Uninspired workings

I’m back to collecting rubbish. Strangely the streets are relatively rubbish free at the moment so I will have to give it time. The reason I am back to collecting local debris is because of what I am currently doing art wise.

I had been feeling particularly uninspired since Christmas. In fact I haven’t written for a couple of months. It had been a busy November and December as I was involved in a couple exhibitions plus Christmas at my home is a bit of a festival of cooking art event in itself.

Come January I entrenched myself in the studio to see if I could kick start myself into anything but it hasn’t been easy. One of the big advantages of this type of situation is that I get so frustrated that I get to the point I think ‘to hell with it’ and just get started on anything.

A few months ago I had begun work on my refugee series and this had come as a complete standstill. It wasn’t that they weren’t working as such, but more that my initial ideas for developing them felt flat. Looking back at these small pieces on canvas I started to paint into them. I realised as I worked how inspired I was by the ‘Making and Unmaking’ exhibition by Duro Olowu that was on at the Camden Arts Centre last year. It certainly had lingered on in my head and I think that perhaps the vibrancy and positive vibe of this exhibition was just the thing I needed to propel me into a new art year.

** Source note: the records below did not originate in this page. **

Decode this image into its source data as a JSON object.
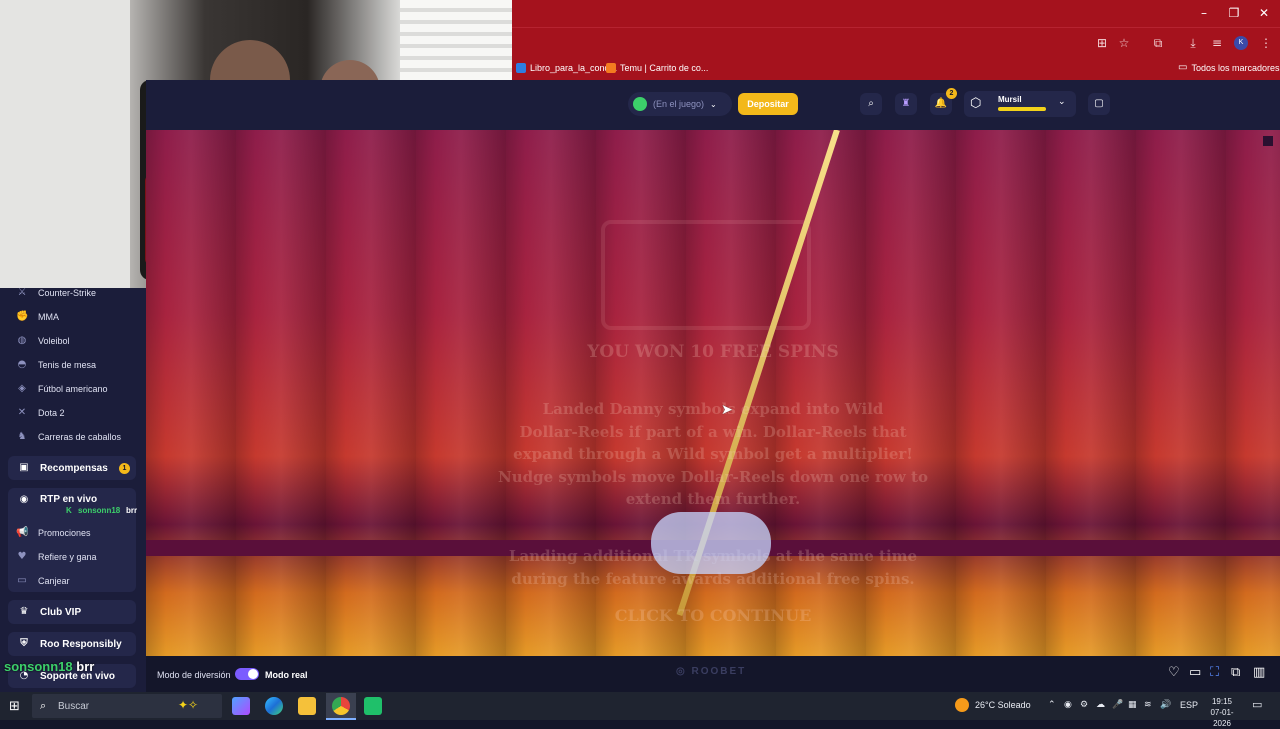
{
  "browser": {
    "bookmarks": [
      {
        "label": "Libro_para_la_cond...",
        "color": "#2f7de1"
      },
      {
        "label": "Temu | Carrito de co...",
        "color": "#f47b20"
      }
    ],
    "all_bookmarks_label": "Todos los marcadores",
    "profile_initial": "K"
  },
  "header": {
    "balance_placeholder": "(En el juego)",
    "deposit_label": "Depositar",
    "notification_count": "2",
    "username": "Mursil"
  },
  "sidebar": {
    "items": [
      {
        "label": "Counter-Strike",
        "icon": "counter-strike-icon",
        "glyph": "⚔"
      },
      {
        "label": "MMA",
        "icon": "mma-icon",
        "glyph": "✊"
      },
      {
        "label": "Voleibol",
        "icon": "volleyball-icon",
        "glyph": "◍"
      },
      {
        "label": "Tenis de mesa",
        "icon": "table-tennis-icon",
        "glyph": "◓"
      },
      {
        "label": "Fútbol americano",
        "icon": "american-football-icon",
        "glyph": "◈"
      },
      {
        "label": "Dota 2",
        "icon": "dota-icon",
        "glyph": "✕"
      },
      {
        "label": "Carreras de caballos",
        "icon": "horse-racing-icon",
        "glyph": "♞"
      }
    ],
    "rewards_label": "Recompensas",
    "rewards_badge": "1",
    "rtp_label": "RTP en vivo",
    "rtp_sub": "sonsonn18",
    "rtp_sub_extra": "brr",
    "sub_items": [
      {
        "label": "Promociones",
        "icon": "megaphone-icon",
        "glyph": "📢"
      },
      {
        "label": "Refiere y gana",
        "icon": "refer-icon",
        "glyph": "♥"
      },
      {
        "label": "Canjear",
        "icon": "redeem-icon",
        "glyph": "▭"
      }
    ],
    "vip_label": "Club VIP",
    "responsibly_label": "Roo Responsibly",
    "support_label": "Soporte en vivo"
  },
  "overlay": {
    "streamer_name": "sonsonn18",
    "streamer_suffix": "brr"
  },
  "game": {
    "title_line": "YOU WON 10 FREE SPINS",
    "body_lines": [
      "Landed Danny symbols expand into Wild",
      "Dollar-Reels if part of a win. Dollar-Reels that",
      "expand through a Wild symbol get a multiplier!",
      "Nudge symbols move Dollar-Reels down one row to",
      "extend them further."
    ],
    "extra_lines": [
      "Landing additional TK symbols at the same time",
      "during the feature awards additional free spins."
    ],
    "continue_label": "CLICK TO CONTINUE"
  },
  "footer": {
    "fun_mode_label": "Modo de diversión",
    "real_mode_label": "Modo real",
    "brand": "ROOBET"
  },
  "taskbar": {
    "search_placeholder": "Buscar",
    "weather": "26°C Soleado",
    "language": "ESP",
    "time": "19:15",
    "date": "07-01-2026"
  }
}
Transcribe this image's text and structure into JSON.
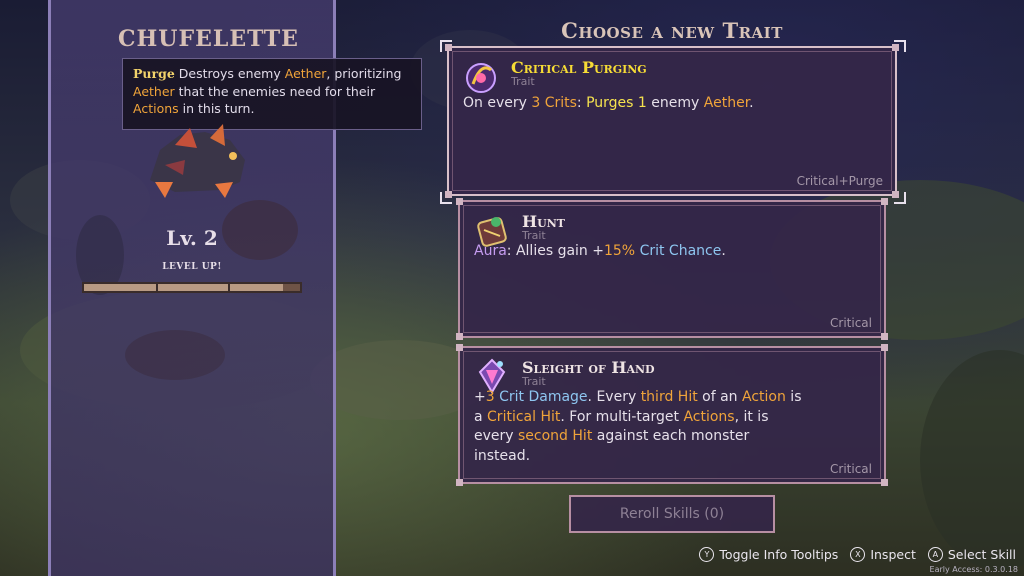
{
  "character": {
    "name": "Chufelette",
    "level": "Lv. 2",
    "level_up": "Level Up!",
    "xp_fraction": 0.92
  },
  "tooltip": {
    "keyword": "Purge",
    "t1": " Destroys enemy ",
    "t2": "Aether",
    "t3": ", prioritizing ",
    "t4": "Aether",
    "t5": " that the enemies need for their ",
    "t6": "Actions",
    "t7": " in this turn."
  },
  "heading": "Choose a new Trait",
  "traits": [
    {
      "title": "Critical Purging",
      "subtitle": "Trait",
      "desc": {
        "a": "On every ",
        "b": "3 Crits",
        "c": ": ",
        "d": "Purges",
        "e": " ",
        "f": "1",
        "g": " enemy ",
        "h": "Aether",
        "i": "."
      },
      "tag": "Critical+Purge",
      "icon": "purge-orb-icon",
      "selected": true
    },
    {
      "title": "Hunt",
      "subtitle": "Trait",
      "desc": {
        "a": "Aura",
        "b": ": Allies gain +",
        "c": "15%",
        "d": " ",
        "e": "Crit Chance",
        "f": "."
      },
      "tag": "Critical",
      "icon": "hunt-bag-icon"
    },
    {
      "title": "Sleight of Hand",
      "subtitle": "Trait",
      "desc": {
        "a": "+",
        "b": "3",
        "c": " ",
        "d": "Crit Damage",
        "e": ". Every ",
        "f": "third Hit",
        "g": " of an ",
        "h": "Action",
        "i": " is",
        "j": "a ",
        "k": "Critical Hit",
        "l": ". For multi-target ",
        "m": "Actions",
        "n": ", it is",
        "o": "every ",
        "p": "second Hit",
        "q": " against each monster",
        "r": "instead."
      },
      "tag": "Critical",
      "icon": "sleight-crystal-icon"
    }
  ],
  "reroll": {
    "label": "Reroll Skills (0)"
  },
  "hints": [
    {
      "glyph": "Y",
      "label": "Toggle Info Tooltips",
      "icon": "y-button-icon"
    },
    {
      "glyph": "X",
      "label": "Inspect",
      "icon": "x-button-icon"
    },
    {
      "glyph": "A",
      "label": "Select Skill",
      "icon": "a-button-icon"
    }
  ],
  "version": "Early Access: 0.3.0.18",
  "colors": {
    "accent_yellow": "#f6e34e",
    "keyword_orange": "#f0a43a",
    "crit_blue": "#8ec6f0",
    "aura_violet": "#c59cf0",
    "panel": "#46396e"
  }
}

My initial work had originated from internet and media images of refugees and migrants. I then had digitally manipulated these images to focus on the small things, blurring the faces of the individuals concerned as an utterance about invisible voices. Whilst this premise is as valid and importance as ever, I needed personally to have a different focus and to cut loose a little.

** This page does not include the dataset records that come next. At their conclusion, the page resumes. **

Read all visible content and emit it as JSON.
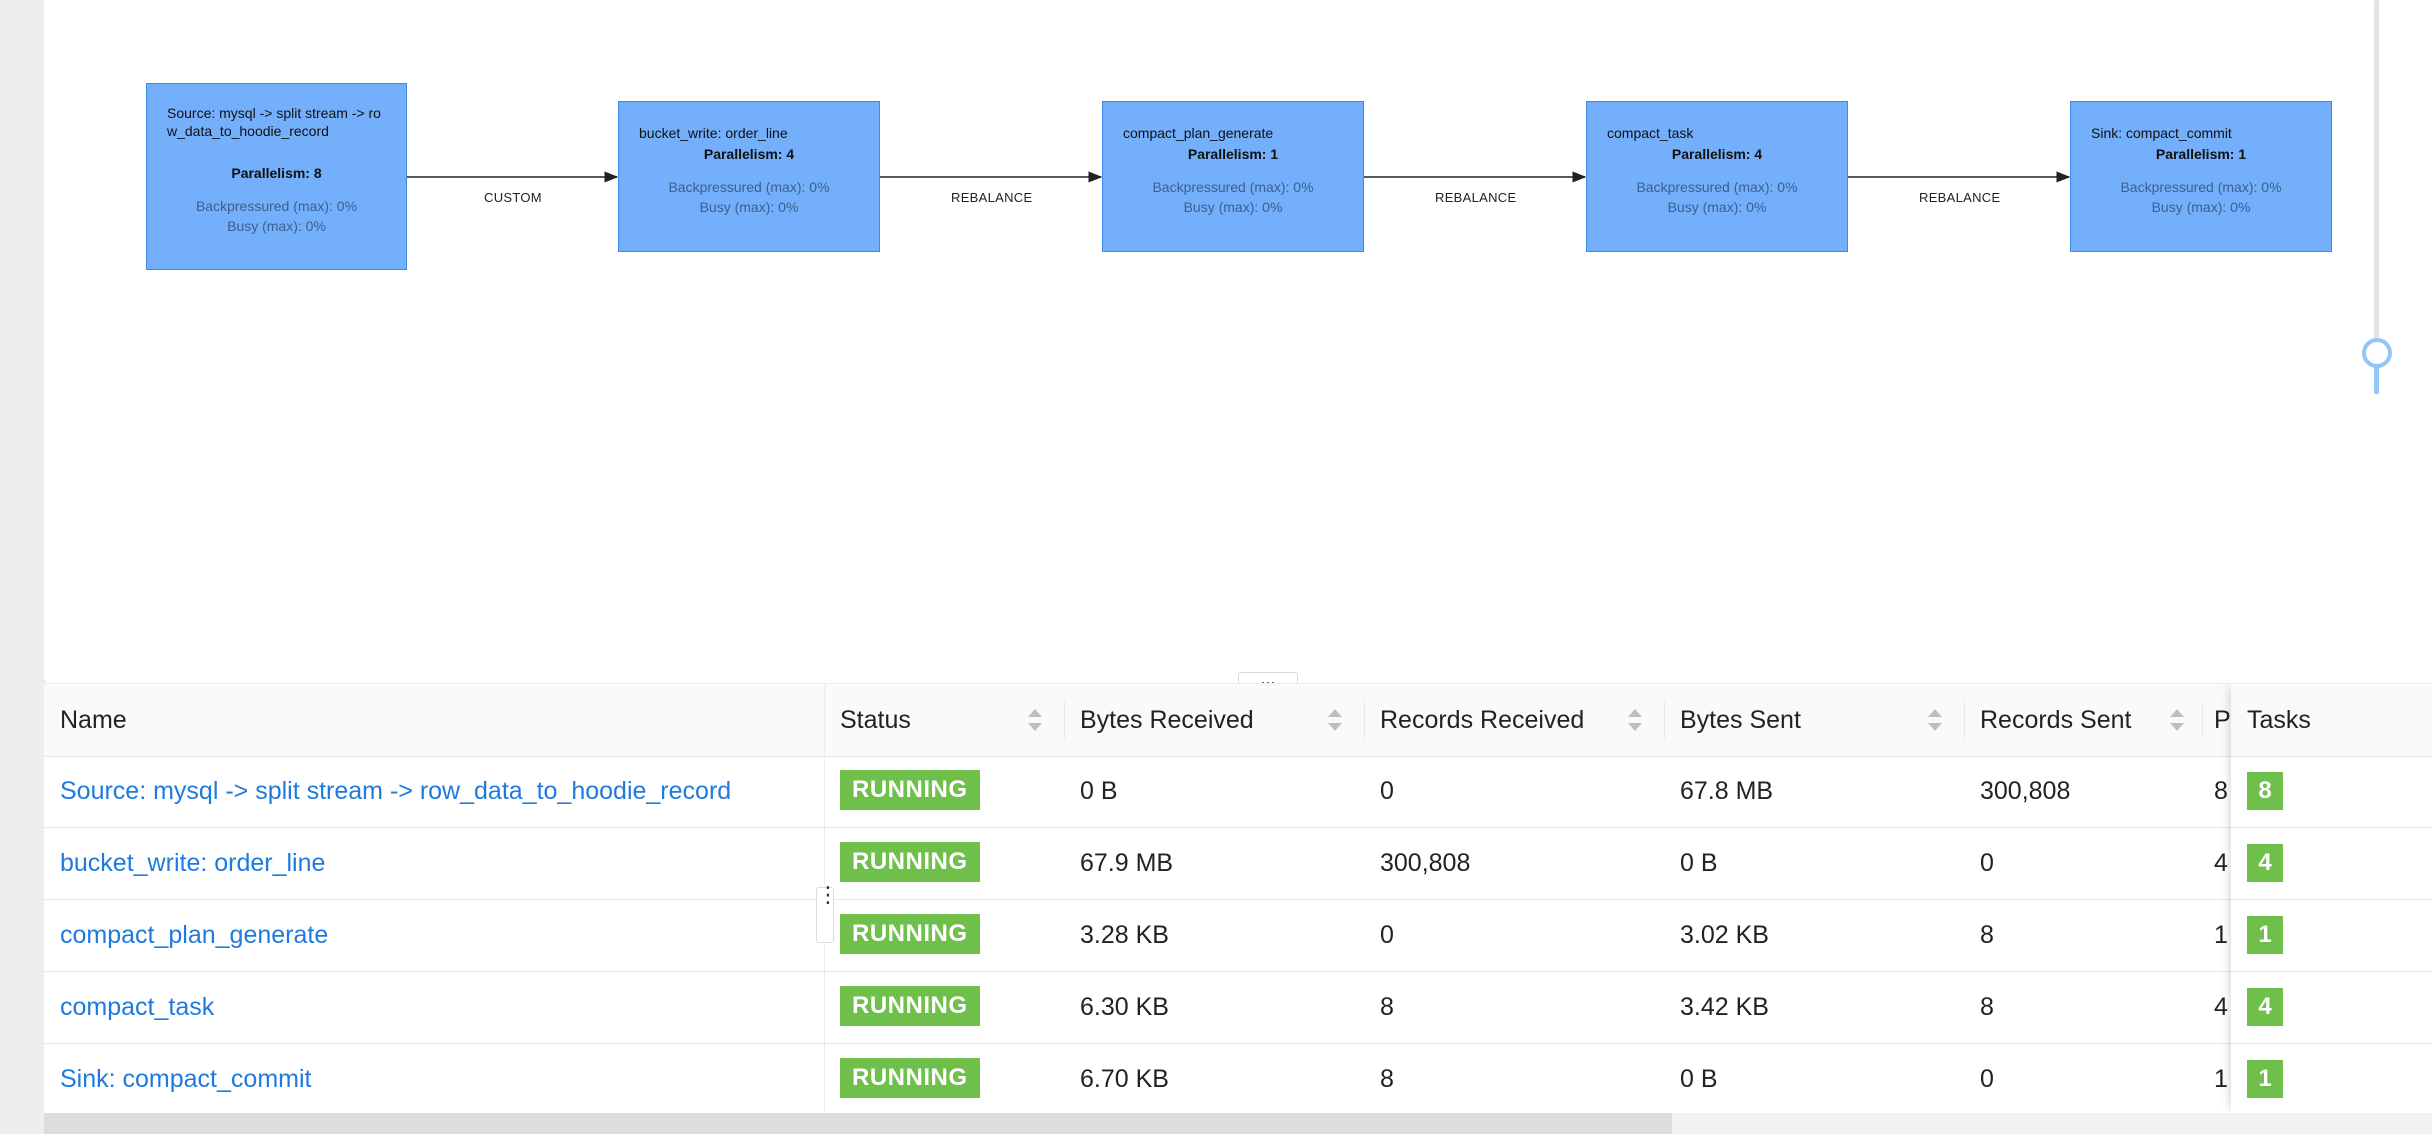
{
  "graph": {
    "nodes": [
      {
        "name": "Source: mysql -> split stream -> row_data_to_hoodie_record",
        "parallelism": "Parallelism: 8",
        "backpressured": "Backpressured (max): 0%",
        "busy": "Busy (max): 0%"
      },
      {
        "name": "bucket_write: order_line",
        "parallelism": "Parallelism: 4",
        "backpressured": "Backpressured (max): 0%",
        "busy": "Busy (max): 0%"
      },
      {
        "name": "compact_plan_generate",
        "parallelism": "Parallelism: 1",
        "backpressured": "Backpressured (max): 0%",
        "busy": "Busy (max): 0%"
      },
      {
        "name": "compact_task",
        "parallelism": "Parallelism: 4",
        "backpressured": "Backpressured (max): 0%",
        "busy": "Busy (max): 0%"
      },
      {
        "name": "Sink: compact_commit",
        "parallelism": "Parallelism: 1",
        "backpressured": "Backpressured (max): 0%",
        "busy": "Busy (max): 0%"
      }
    ],
    "edges": [
      "CUSTOM",
      "REBALANCE",
      "REBALANCE",
      "REBALANCE"
    ]
  },
  "split_handle": "...",
  "table": {
    "columns": {
      "name": "Name",
      "status": "Status",
      "bytes_received": "Bytes Received",
      "records_received": "Records Received",
      "bytes_sent": "Bytes Sent",
      "records_sent": "Records Sent",
      "parallelism_trunc": "P",
      "tasks": "Tasks"
    },
    "rows": [
      {
        "name": "Source: mysql -> split stream -> row_data_to_hoodie_record",
        "status": "RUNNING",
        "bytes_received": "0 B",
        "records_received": "0",
        "bytes_sent": "67.8 MB",
        "records_sent": "300,808",
        "parallelism": "8",
        "tasks": "8"
      },
      {
        "name": "bucket_write: order_line",
        "status": "RUNNING",
        "bytes_received": "67.9 MB",
        "records_received": "300,808",
        "bytes_sent": "0 B",
        "records_sent": "0",
        "parallelism": "4",
        "tasks": "4"
      },
      {
        "name": "compact_plan_generate",
        "status": "RUNNING",
        "bytes_received": "3.28 KB",
        "records_received": "0",
        "bytes_sent": "3.02 KB",
        "records_sent": "8",
        "parallelism": "1",
        "tasks": "1"
      },
      {
        "name": "compact_task",
        "status": "RUNNING",
        "bytes_received": "6.30 KB",
        "records_received": "8",
        "bytes_sent": "3.42 KB",
        "records_sent": "8",
        "parallelism": "4",
        "tasks": "4"
      },
      {
        "name": "Sink: compact_commit",
        "status": "RUNNING",
        "bytes_received": "6.70 KB",
        "records_received": "8",
        "bytes_sent": "0 B",
        "records_sent": "0",
        "parallelism": "1",
        "tasks": "1"
      }
    ]
  },
  "colors": {
    "node_fill": "#74affb",
    "running": "#6ec04b",
    "link": "#1f7ae0"
  }
}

I started playing with the patterns, shapes and colours within these pieces. I seemed to be abstracting the abstract. I like the idea that I was using the materials and textures of the clothing of the refugees as a way forward, celebrating the beauty and preciousness of cultural diversity.

They are very small so physically hard for me to work on. It was easier to work on them all at once so I didn’t get too tied up with them. It also meant that I was continually refreshing my aspect with them and seeing new potential every time. Some of them have lost their original visual context but I think this has made them more successful.

I tried not to think about them too much but just enjoyed the doing. It has helped me think about my next steps and how I would like to work on the same basis but using the debris that I find around me. So we are back to the rubbish….